RECORDS FOR PROCESSING:
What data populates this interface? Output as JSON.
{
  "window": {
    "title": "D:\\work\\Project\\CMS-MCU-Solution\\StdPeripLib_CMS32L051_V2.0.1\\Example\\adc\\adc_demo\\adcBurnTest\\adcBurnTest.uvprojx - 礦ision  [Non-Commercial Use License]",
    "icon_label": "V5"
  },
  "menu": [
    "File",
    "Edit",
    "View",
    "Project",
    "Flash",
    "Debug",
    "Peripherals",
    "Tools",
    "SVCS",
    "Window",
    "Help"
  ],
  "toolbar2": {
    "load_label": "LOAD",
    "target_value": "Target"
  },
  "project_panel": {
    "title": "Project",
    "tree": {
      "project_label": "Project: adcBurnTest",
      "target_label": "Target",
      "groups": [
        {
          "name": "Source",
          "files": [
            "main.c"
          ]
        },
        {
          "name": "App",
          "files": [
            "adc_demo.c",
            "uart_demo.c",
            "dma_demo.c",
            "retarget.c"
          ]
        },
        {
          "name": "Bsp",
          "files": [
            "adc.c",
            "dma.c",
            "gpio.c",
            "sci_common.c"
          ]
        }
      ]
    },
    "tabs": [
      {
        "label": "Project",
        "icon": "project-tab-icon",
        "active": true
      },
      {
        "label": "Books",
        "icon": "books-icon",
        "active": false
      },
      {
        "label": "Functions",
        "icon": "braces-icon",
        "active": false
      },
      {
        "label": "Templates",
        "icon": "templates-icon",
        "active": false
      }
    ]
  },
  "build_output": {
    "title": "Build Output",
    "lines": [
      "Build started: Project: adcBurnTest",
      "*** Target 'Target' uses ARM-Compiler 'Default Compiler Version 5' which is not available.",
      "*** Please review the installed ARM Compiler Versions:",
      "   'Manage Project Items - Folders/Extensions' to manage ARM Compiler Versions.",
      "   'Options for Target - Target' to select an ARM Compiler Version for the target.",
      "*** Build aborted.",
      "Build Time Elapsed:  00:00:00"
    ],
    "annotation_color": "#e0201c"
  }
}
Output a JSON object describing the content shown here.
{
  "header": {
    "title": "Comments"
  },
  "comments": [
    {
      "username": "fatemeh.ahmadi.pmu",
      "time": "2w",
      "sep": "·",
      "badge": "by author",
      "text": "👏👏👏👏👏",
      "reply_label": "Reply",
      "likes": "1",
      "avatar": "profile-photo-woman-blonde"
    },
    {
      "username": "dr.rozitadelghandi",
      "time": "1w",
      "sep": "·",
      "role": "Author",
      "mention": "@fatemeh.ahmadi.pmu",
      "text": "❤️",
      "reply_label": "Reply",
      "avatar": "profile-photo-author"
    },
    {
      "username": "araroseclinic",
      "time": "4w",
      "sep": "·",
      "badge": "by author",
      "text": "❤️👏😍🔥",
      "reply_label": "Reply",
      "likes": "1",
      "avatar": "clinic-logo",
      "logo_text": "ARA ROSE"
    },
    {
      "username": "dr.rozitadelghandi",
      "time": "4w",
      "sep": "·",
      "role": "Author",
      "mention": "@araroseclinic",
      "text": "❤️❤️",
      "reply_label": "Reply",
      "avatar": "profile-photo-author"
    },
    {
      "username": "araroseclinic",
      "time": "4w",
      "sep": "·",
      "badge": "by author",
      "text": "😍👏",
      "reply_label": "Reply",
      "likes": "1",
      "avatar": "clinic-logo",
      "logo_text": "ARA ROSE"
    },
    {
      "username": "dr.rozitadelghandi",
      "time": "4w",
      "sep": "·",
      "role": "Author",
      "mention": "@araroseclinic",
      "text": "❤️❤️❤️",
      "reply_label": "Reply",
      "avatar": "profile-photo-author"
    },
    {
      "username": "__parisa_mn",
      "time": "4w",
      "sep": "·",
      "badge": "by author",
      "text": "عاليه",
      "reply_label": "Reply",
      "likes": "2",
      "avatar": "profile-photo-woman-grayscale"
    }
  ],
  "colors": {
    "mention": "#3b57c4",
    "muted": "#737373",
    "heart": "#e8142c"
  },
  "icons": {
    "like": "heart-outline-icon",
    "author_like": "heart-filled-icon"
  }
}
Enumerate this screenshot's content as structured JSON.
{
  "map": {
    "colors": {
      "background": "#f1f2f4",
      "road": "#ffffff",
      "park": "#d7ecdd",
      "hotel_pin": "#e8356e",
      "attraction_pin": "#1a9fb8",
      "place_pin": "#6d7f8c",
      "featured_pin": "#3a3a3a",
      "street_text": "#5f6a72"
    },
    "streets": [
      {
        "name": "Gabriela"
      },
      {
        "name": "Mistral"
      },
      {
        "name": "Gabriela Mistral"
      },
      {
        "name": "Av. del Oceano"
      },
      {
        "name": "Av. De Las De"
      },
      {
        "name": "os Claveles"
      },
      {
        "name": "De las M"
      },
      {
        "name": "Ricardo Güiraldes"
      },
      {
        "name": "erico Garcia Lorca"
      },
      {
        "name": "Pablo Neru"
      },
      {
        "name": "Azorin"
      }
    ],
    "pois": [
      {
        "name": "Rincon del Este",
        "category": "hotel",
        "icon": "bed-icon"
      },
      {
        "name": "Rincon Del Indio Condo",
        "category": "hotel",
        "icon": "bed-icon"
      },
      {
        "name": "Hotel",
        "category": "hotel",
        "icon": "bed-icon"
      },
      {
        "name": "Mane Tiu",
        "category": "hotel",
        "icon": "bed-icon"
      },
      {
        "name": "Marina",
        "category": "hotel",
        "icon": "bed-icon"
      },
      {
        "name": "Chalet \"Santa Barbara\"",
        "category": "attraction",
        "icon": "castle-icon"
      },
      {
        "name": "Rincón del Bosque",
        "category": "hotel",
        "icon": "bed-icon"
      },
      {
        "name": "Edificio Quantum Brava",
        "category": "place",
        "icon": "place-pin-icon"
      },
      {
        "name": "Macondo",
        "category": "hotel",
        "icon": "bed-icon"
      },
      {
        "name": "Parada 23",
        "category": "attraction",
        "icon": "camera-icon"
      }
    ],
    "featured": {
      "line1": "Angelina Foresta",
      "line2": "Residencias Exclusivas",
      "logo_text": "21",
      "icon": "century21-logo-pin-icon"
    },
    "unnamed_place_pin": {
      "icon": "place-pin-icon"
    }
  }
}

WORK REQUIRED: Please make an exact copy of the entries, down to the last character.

ANSWER TO THIS EXERCISE:
What data populates this interface? Output as JSON.
{
  "window": {
    "title": "D:\\work\\Project\\CMS-MCU-Solution\\StdPeripLib_CMS32L051_V2.0.1\\Example\\adc\\adc_demo\\adcBurnTest\\adcBurnTest.uvprojx - 礦ision  [Non-Commercial Use License]",
    "icon_label": "V5"
  },
  "menu": [
    "File",
    "Edit",
    "View",
    "Project",
    "Flash",
    "Debug",
    "Peripherals",
    "Tools",
    "SVCS",
    "Window",
    "Help"
  ],
  "toolbar2": {
    "load_label": "LOAD",
    "target_value": "Target"
  },
  "project_panel": {
    "title": "Project",
    "tree": {
      "project_label": "Project: adcBurnTest",
      "target_label": "Target",
      "groups": [
        {
          "name": "Source",
          "files": [
            "main.c"
          ]
        },
        {
          "name": "App",
          "files": [
            "adc_demo.c",
            "uart_demo.c",
            "dma_demo.c",
            "retarget.c"
          ]
        },
        {
          "name": "Bsp",
          "files": [
            "adc.c",
            "dma.c",
            "gpio.c",
            "sci_common.c"
          ]
        }
      ]
    },
    "tabs": [
      {
        "label": "Project",
        "icon": "project-tab-icon",
        "active": true
      },
      {
        "label": "Books",
        "icon": "books-icon",
        "active": false
      },
      {
        "label": "Functions",
        "icon": "braces-icon",
        "active": false
      },
      {
        "label": "Templates",
        "icon": "templates-icon",
        "active": false
      }
    ]
  },
  "build_output": {
    "title": "Build Output",
    "lines": [
      "Build started: Project: adcBurnTest",
      "*** Target 'Target' uses ARM-Compiler 'Default Compiler Version 5' which is not available.",
      "*** Please review the installed ARM Compiler Versions:",
      "   'Manage Project Items - Folders/Extensions' to manage ARM Compiler Versions.",
      "   'Options for Target - Target' to select an ARM Compiler Version for the target.",
      "*** Build aborted.",
      "Build Time Elapsed:  00:00:00"
    ],
    "annotation_color": "#e0201c"
  }
}
Output a JSON object describing the content shown here.
{
  "header": {
    "title": "Comments"
  },
  "comments": [
    {
      "username": "fatemeh.ahmadi.pmu",
      "time": "2w",
      "sep": "·",
      "badge": "by author",
      "text": "👏👏👏👏👏",
      "reply_label": "Reply",
      "likes": "1",
      "avatar": "profile-photo-woman-blonde"
    },
    {
      "username": "dr.rozitadelghandi",
      "time": "1w",
      "sep": "·",
      "role": "Author",
      "mention": "@fatemeh.ahmadi.pmu",
      "text": "❤️",
      "reply_label": "Reply",
      "avatar": "profile-photo-author"
    },
    {
      "username": "araroseclinic",
      "time": "4w",
      "sep": "·",
      "badge": "by author",
      "text": "❤️👏😍🔥",
      "reply_label": "Reply",
      "likes": "1",
      "avatar": "clinic-logo",
      "logo_text": "ARA ROSE"
    },
    {
      "username": "dr.rozitadelghandi",
      "time": "4w",
      "sep": "·",
      "role": "Author",
      "mention": "@araroseclinic",
      "text": "❤️❤️",
      "reply_label": "Reply",
      "avatar": "profile-photo-author"
    },
    {
      "username": "araroseclinic",
      "time": "4w",
      "sep": "·",
      "badge": "by author",
      "text": "😍👏",
      "reply_label": "Reply",
      "likes": "1",
      "avatar": "clinic-logo",
      "logo_text": "ARA ROSE"
    },
    {
      "username": "dr.rozitadelghandi",
      "time": "4w",
      "sep": "·",
      "role": "Author",
      "mention": "@araroseclinic",
      "text": "❤️❤️❤️",
      "reply_label": "Reply",
      "avatar": "profile-photo-author"
    },
    {
      "username": "__parisa_mn",
      "time": "4w",
      "sep": "·",
      "badge": "by author",
      "text": "عاليه",
      "reply_label": "Reply",
      "likes": "2",
      "avatar": "profile-photo-woman-grayscale"
    }
  ],
  "colors": {
    "mention": "#3b57c4",
    "muted": "#737373",
    "heart": "#e8142c"
  },
  "icons": {
    "like": "heart-outline-icon",
    "author_like": "heart-filled-icon"
  }
}
Enumerate this screenshot's content as structured JSON.
{
  "map": {
    "colors": {
      "background": "#f1f2f4",
      "road": "#ffffff",
      "park": "#d7ecdd",
      "hotel_pin": "#e8356e",
      "attraction_pin": "#1a9fb8",
      "place_pin": "#6d7f8c",
      "featured_pin": "#3a3a3a",
      "street_text": "#5f6a72"
    },
    "streets": [
      {
        "name": "Gabriela"
      },
      {
        "name": "Mistral"
      },
      {
        "name": "Gabriela Mistral"
      },
      {
        "name": "Av. del Oceano"
      },
      {
        "name": "Av. De Las De"
      },
      {
        "name": "os Claveles"
      },
      {
        "name": "De las M"
      },
      {
        "name": "Ricardo Güiraldes"
      },
      {
        "name": "erico Garcia Lorca"
      },
      {
        "name": "Pablo Neru"
      },
      {
        "name": "Azorin"
      }
    ],
    "pois": [
      {
        "name": "Rincon del Este",
        "category": "hotel",
        "icon": "bed-icon"
      },
      {
        "name": "Rincon Del Indio Condo",
        "category": "hotel",
        "icon": "bed-icon"
      },
      {
        "name": "Hotel",
        "category": "hotel",
        "icon": "bed-icon"
      },
      {
        "name": "Mane Tiu",
        "category": "hotel",
        "icon": "bed-icon"
      },
      {
        "name": "Marina",
        "category": "hotel",
        "icon": "bed-icon"
      },
      {
        "name": "Chalet \"Santa Barbara\"",
        "category": "attraction",
        "icon": "castle-icon"
      },
      {
        "name": "Rincón del Bosque",
        "category": "hotel",
        "icon": "bed-icon"
      },
      {
        "name": "Edificio Quantum Brava",
        "category": "place",
        "icon": "place-pin-icon"
      },
      {
        "name": "Macondo",
        "category": "hotel",
        "icon": "bed-icon"
      },
      {
        "name": "Parada 23",
        "category": "attraction",
        "icon": "camera-icon"
      }
    ],
    "featured": {
      "line1": "Angelina Foresta",
      "line2": "Residencias Exclusivas",
      "logo_text": "21",
      "icon": "century21-logo-pin-icon"
    },
    "unnamed_place_pin": {
      "icon": "place-pin-icon"
    }
  }
}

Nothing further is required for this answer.